What are two examples of lactate utilizers? selenomonas, megasphaera
What are selenomonas and megasphaera examples of? Lactate utilizers
What happens to the most digestible carbohydrates that reach the rumen/colon? fermented into VFAs
What is produced in higher quantities by ruminants when on high energy diets? VFAs!
Proportionally what specific VFA increases with high energy diet? proprionate
Why is proprionate an important VFA? gluconeogenic precursor
What are the three smallest VFAs? Acetate (1 bond), propionate (2), butyrate (3)
Horse vs. Cow: Who gets more energy from high grain diets n why? Horse, absorbs simple sugars in SI Cow would miss out on the simple sugars because the bacteria get it
Horse vs. Cow: Who gets more energy from an all forage diet? Cow - rumen has slower transit then colon = more absorption
Horse vs. Cow: Who gets the advantage of high quality protiens from the diet? Horse - absorbed in SI - Cow - bacteria get first
Horse vs. Cow: Who gets more protein from an all forage diet? COW - horse colon doesn't absorb a.a.

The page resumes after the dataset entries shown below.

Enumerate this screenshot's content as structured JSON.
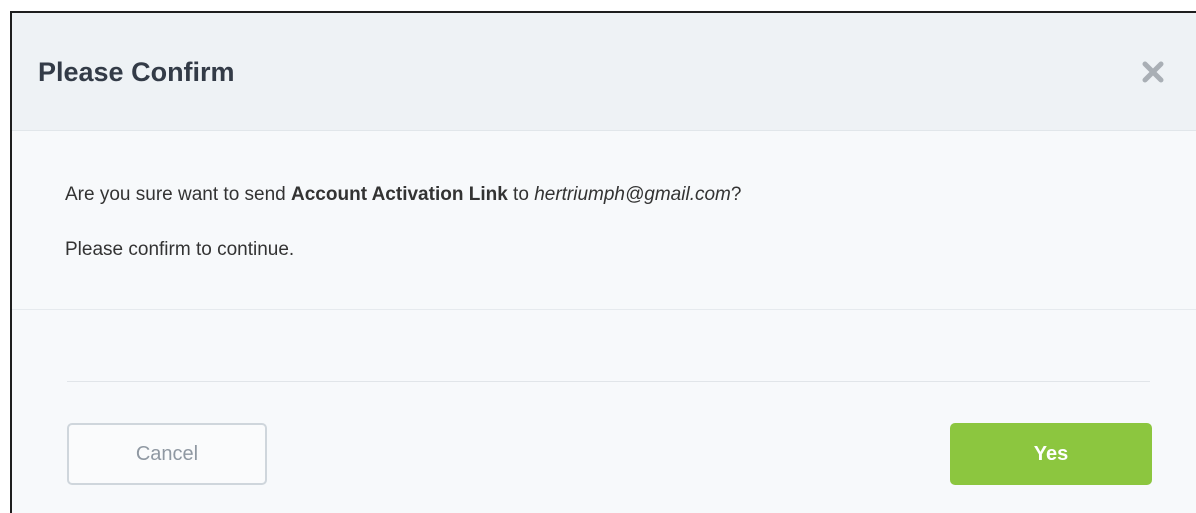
{
  "dialog": {
    "title": "Please Confirm",
    "close_icon": "close-icon",
    "message": {
      "prefix": "Are you sure want to send ",
      "bold": "Account Activation Link",
      "middle": " to ",
      "email": "hertriumph@gmail.com",
      "suffix": "?"
    },
    "sub_message": "Please confirm to continue.",
    "cancel_label": "Cancel",
    "yes_label": "Yes"
  },
  "colors": {
    "accent": "#8cc63f",
    "title": "#333b47",
    "header_bg": "#eef2f5"
  }
}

What is the process allowing hindgut fermenters to take advantage of microbial protein and vitamins produced in the colon? coprophagy

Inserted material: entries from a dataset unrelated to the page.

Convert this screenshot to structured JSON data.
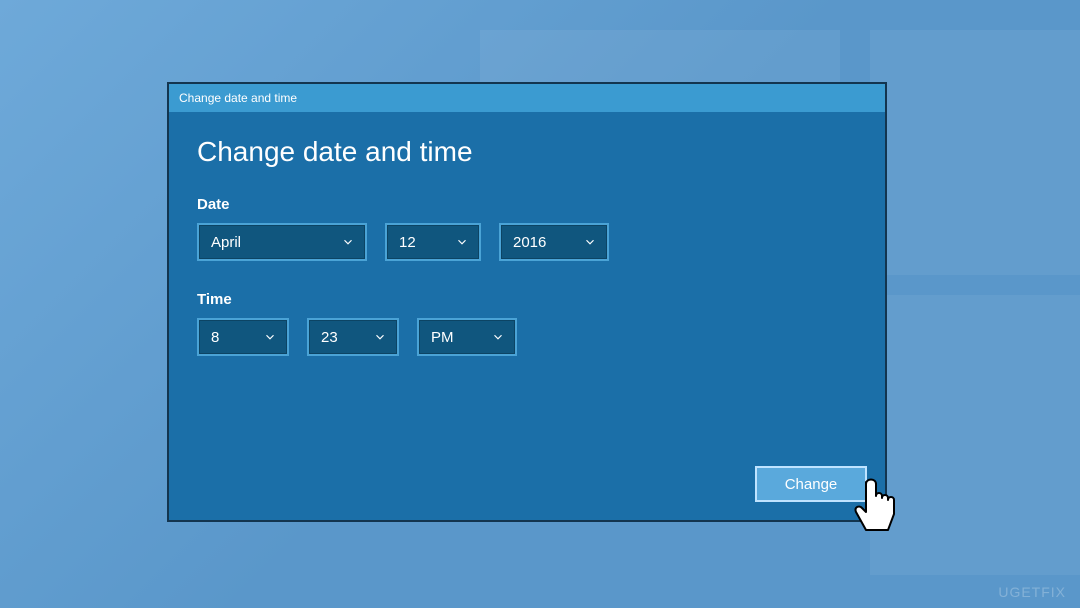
{
  "window": {
    "title": "Change date and time"
  },
  "heading": "Change date and time",
  "date": {
    "label": "Date",
    "month": "April",
    "day": "12",
    "year": "2016"
  },
  "time": {
    "label": "Time",
    "hour": "8",
    "minute": "23",
    "ampm": "PM"
  },
  "actions": {
    "change": "Change"
  },
  "watermark": "UGETFIX"
}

Where does a cow get the majority of its protein? Microbial (40-60%)
What are the types of protein a cow has available to it? Microbial (40-60%), RUP (30-40%), Endogenous (5-10%)
Can you feed a browser(deer) like a regular ruminant (Cow)? No would develop rumen acidosis or starve

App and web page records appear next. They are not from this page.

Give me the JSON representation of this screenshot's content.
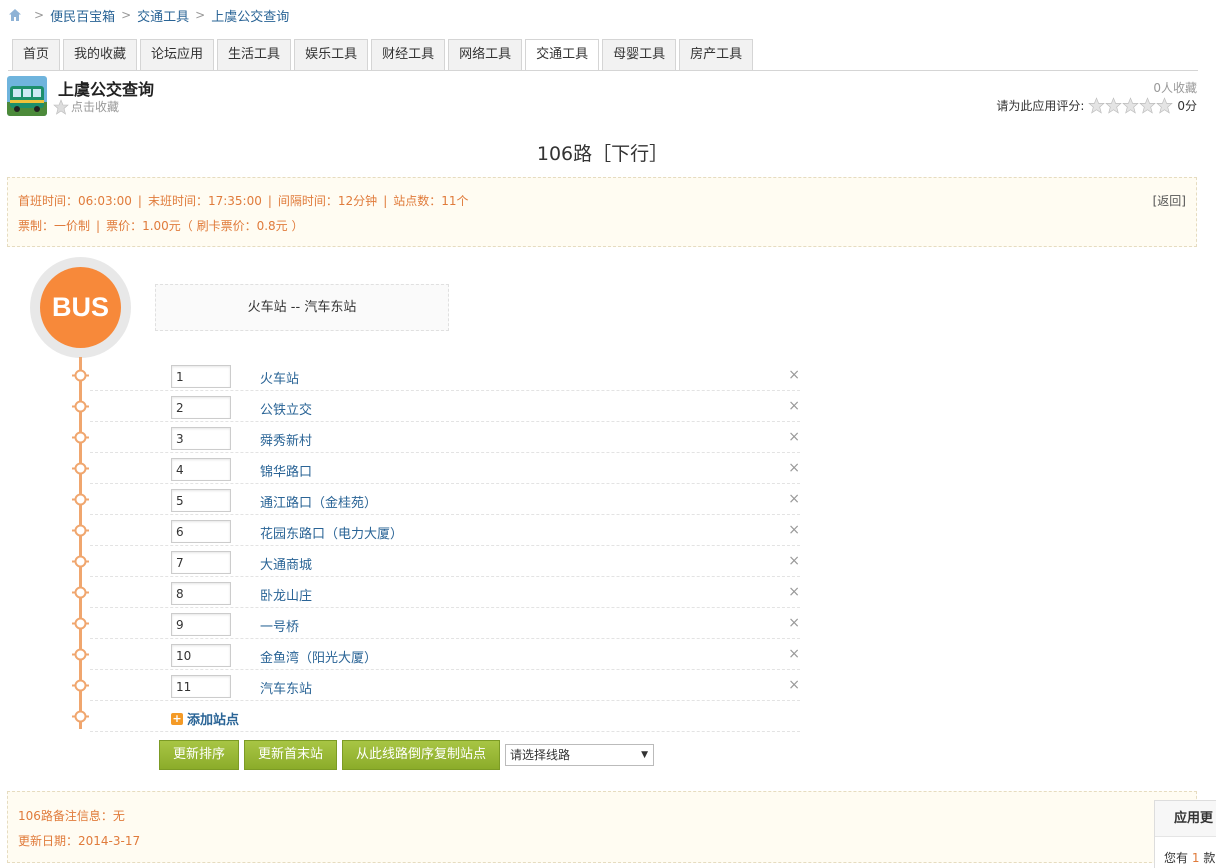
{
  "breadcrumb": {
    "items": [
      "便民百宝箱",
      "交通工具",
      "上虞公交查询"
    ]
  },
  "tabs": [
    "首页",
    "我的收藏",
    "论坛应用",
    "生活工具",
    "娱乐工具",
    "财经工具",
    "网络工具",
    "交通工具",
    "母婴工具",
    "房产工具"
  ],
  "active_tab": "交通工具",
  "app": {
    "title": "上虞公交查询",
    "fav_label": "点击收藏",
    "fav_count": "0人收藏",
    "rating_label": "请为此应用评分:",
    "rating_score": "0分",
    "rating_stars": 0
  },
  "route": {
    "title": "106路［下行］",
    "first_bus": "首班时间：06:03:00",
    "last_bus": "末班时间：17:35:00",
    "interval": "间隔时间：12分钟",
    "stop_count": "站点数：11个",
    "fare_type": "票制：一价制",
    "fare": "票价：1.00元（ 刷卡票价：0.8元 ）",
    "back_label": "[返回]",
    "badge": "BUS",
    "name": "火车站 -- 汽车东站"
  },
  "stops": [
    {
      "order": "1",
      "name": "火车站"
    },
    {
      "order": "2",
      "name": "公铁立交"
    },
    {
      "order": "3",
      "name": "舜秀新村"
    },
    {
      "order": "4",
      "name": "锦华路口"
    },
    {
      "order": "5",
      "name": "通江路口（金桂苑）"
    },
    {
      "order": "6",
      "name": "花园东路口（电力大厦）"
    },
    {
      "order": "7",
      "name": "大通商城"
    },
    {
      "order": "8",
      "name": "卧龙山庄"
    },
    {
      "order": "9",
      "name": "一号桥"
    },
    {
      "order": "10",
      "name": "金鱼湾（阳光大厦）"
    },
    {
      "order": "11",
      "name": "汽车东站"
    }
  ],
  "add_stop_label": "添加站点",
  "delete_glyph": "×",
  "buttons": {
    "update_order": "更新排序",
    "update_ends": "更新首末站",
    "copy_reverse": "从此线路倒序复制站点",
    "select_placeholder": "请选择线路"
  },
  "notes": {
    "remark": "106路备注信息：无",
    "updated": "更新日期：2014-3-17"
  },
  "side_panel": {
    "title": "应用更",
    "text_prefix": "您有",
    "count": "1",
    "text_suffix": "款"
  },
  "colors": {
    "accent_orange": "#f7893a",
    "timeline": "#f0a66e",
    "link_blue": "#2a6496",
    "button_green": "#8bac2a",
    "info_text": "#e07b3b"
  }
}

What is different about the browsers and cows in their rumen digesta? Browsers don't have layering in the rumen
Compare the rate of passage of browsers/ruminants Browsers have faster rate of passage through rumen
Do browsers need to eat more/less then traditional ruminants? MORE, get less energy derived from structural CHO due to faster rate of passage
What type of stomach do camelids have? pseudoruminat = 3 chambers with unique saccules in C1 and C2
Where does a camelid's spit come from? regurgitated from C1 EWWWW
Are camelids more/less prone to bloat then traditional ruminants (cow) - why? Less - eructate more often then cows
Where does the "true" stomach of the camelid -What portion is glandular? C3 compartment
How does camelid fermentation differ from cow? No layering of ingesta = continuous fermentation process
What determines the digestion rate of a reptile? Body temperature
If a reptile is VERY cold can it eat?digest? Yes, can eat, has to warm up to digest (need enzymes!)
What type of stomach does a crocodile have and why do we care? Why is it pertinant to this course? two sections
What is special about the first section of a crocodile stomach? Muscular contains gastroliths to grind similar to bird gizzard
What does the 2nd section of a crocodile stomach do? produce acid
What is SUPER special about the crocodile (2nd section of stomach) Produces strongest acid of species - digests bones, hides, and more oh my!
Whats the key to remembering monkey/ape stomachs? diet dictates shape
Concerning monkeys - those that eat leads must have what? enlarged colon to use structural CHOs compartamentalized stomach = microbial fermentation + acid stomach
What is important to remember about Zoo carnivores feedings? Need calcium, vitamins etc from liver ingesta and bone of other animals IN ADDITION to raw meat
Created by: 33805024